Green bullies on the warpath
Deeply questionable tactics by environmental activists are taking away choices for consumers and business. The coupled collapse of trade barriers in developed countries and the globalisation of supply chains, creating export opportunities for developing countries, has understandably driven consumer awareness of the impact their purchasing has had on the world's poor during the past 20 years.
In response, there has been a push by global activist groups for consumers to voluntarily demand, and business to adopt, "ethical" regulations reflecting the environmental, social and economic impact of producing a product. Consumers can then identify these products through a recognisable logo certifying that from the extraction or production of the basic commodity ingredients through to their final retail sale, they have met non-governmental organisation-defined "ethical" standards.

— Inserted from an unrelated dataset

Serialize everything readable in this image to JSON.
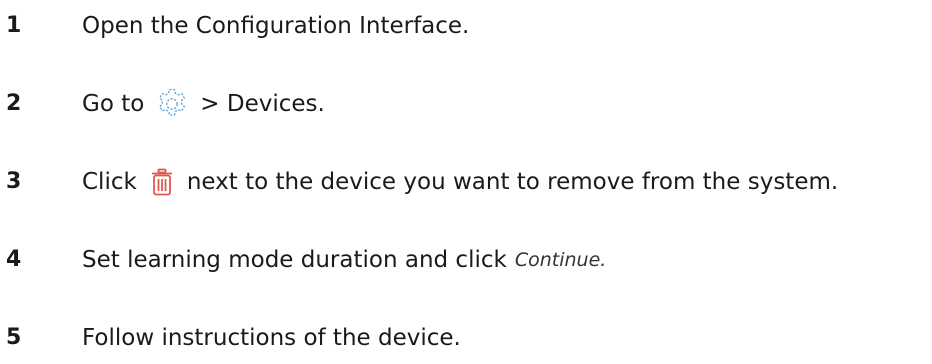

The first mainstream scheme was the 1980s incarnation of Dutch group Max Havelaar's Fairtrade. The scheme targeted coffee and encouraged consumers to pay voluntarily a few extra cents a cup, on the understanding the mark-up would be passed through to growers in higher commodity prices.At the time growers faced low prices because of a global oversupply from developing world producers allowed to grow the sought-after commodity following the collapse of international regulation that locked them out.
The merits and efficacy of the scheme continue to be debated. But it wasn't long before Fairtrade's voluntary appeasement of the conscience of coffee aficionados became a political tool.
In 2005 Oxfam International's Mugged: Poverty in Your Coffee Cup report advocated that Fairtrade certification for coffee should become mandatory. It didn't succeed and the market has corrected itself as farm consolidation and increased consumer demand have delivered higher coffee prices.
Oxfam's effort to create NGO-endorsed regulation is being replicated with the Forest Stewardship Council and the Roundtable for Sustainable Palm Oil, using far more subversive tactics.
Allegations of collusion by green activist groups to push businesses into certification schemes have traditionally been a speculative, connect-the-dots exercise. But the recently published book Good Cop/Bad Cop: Environmental NGOs and their Strategies toward Business shows green groups are gloating about their collusive efforts.
The head of research for Greenpeace, Kert Davies, wrote in his chapter about his employer that "Greenpeace is willing to play the role of good cop or bad cop in partnership with organisations". In particular, Davies argues that Greenpeace's "reputation for radical actions positions it particularly well to play the bad cop that can drive organisations to partner with [environmental] groups that seem more middle-of-the-road".
It certainly has been the experience of Australian and US businesses targeted over the products they stock. A report, Empires of Collusion, by a US-based consumer group, last year found bad cop NGOs, including Greenpeace, targeted office-stationery retailers through the media and political action about the paper they stocked for sale and its origins. The bad cops argued that stopping criticism required stocking only Forest Stewardship Council-certified paper products. Faced with sustained attacks, targeted businesses complied by then partnering with middle-of-the-road good cops such as WWF, which signed businesses up to stock only products approved by the certification schemes they founded and effectively own. In the process WWF also regularly licenses its logo's use on products and collects royalties for the honour.
Once a business has been pushed into these schemes, the obligations on it progressively rise, and with them so do costs, with no real avenue to leave.
The strategy works. Another chapter in Good Cop/Bad Cop by one of WWF's senior program managers outlines how in the "uncommon case where [certification] commitments have not been met [WWF has] expelled a company from its programs and publicly shared its concerns".
And the role played by the good cops is no less insidious. According to WWF analysis, it is actively targeting the full supply chain, having identified that "100 companies control 25 per cent of the trade of all commodities . . . affecting around 50 per cent of all production" and it is much easier to target them than to change the habits of six billion consumers. WWF's objective is to have "75 per cent of global purchases of WWF priority commodities sourced from WWF priority places".
And that won't occur voluntarily; government regulation is the next step.
Recent legislative experiences in Australia show progress is already being made. There are two bills before the federal parliament that legally require products be certified to avoid discrimination if imported into Australia.
A bill supported by South Australian independent senator Nick Xenophon, the Greens and, oddly, the opposition, sought to require the commonly used oil from the fruit of the palm tree to be labelled separately from vegetable oils. Before its passage through the Senate, the bill required that ingredients certified by the Roundtable for Sustainable Palm Oil be labelled differently, to shame manufacturers from using the non-certified variant. At least the bill still allows business and consumers choice.
By comparison, the government-sponsored Illegal Logging Prohibition Bill compels the certification of the origin of imported wood into Australia, effectively requiring compliance with Forest Stewardship Council standards.
These examples highlight a worrying trend.
Activist NGOs are targeting the global supply chain and forcing businesses to adopt standards that increase prices to avoid public criticism, taking away both business and consumer choice.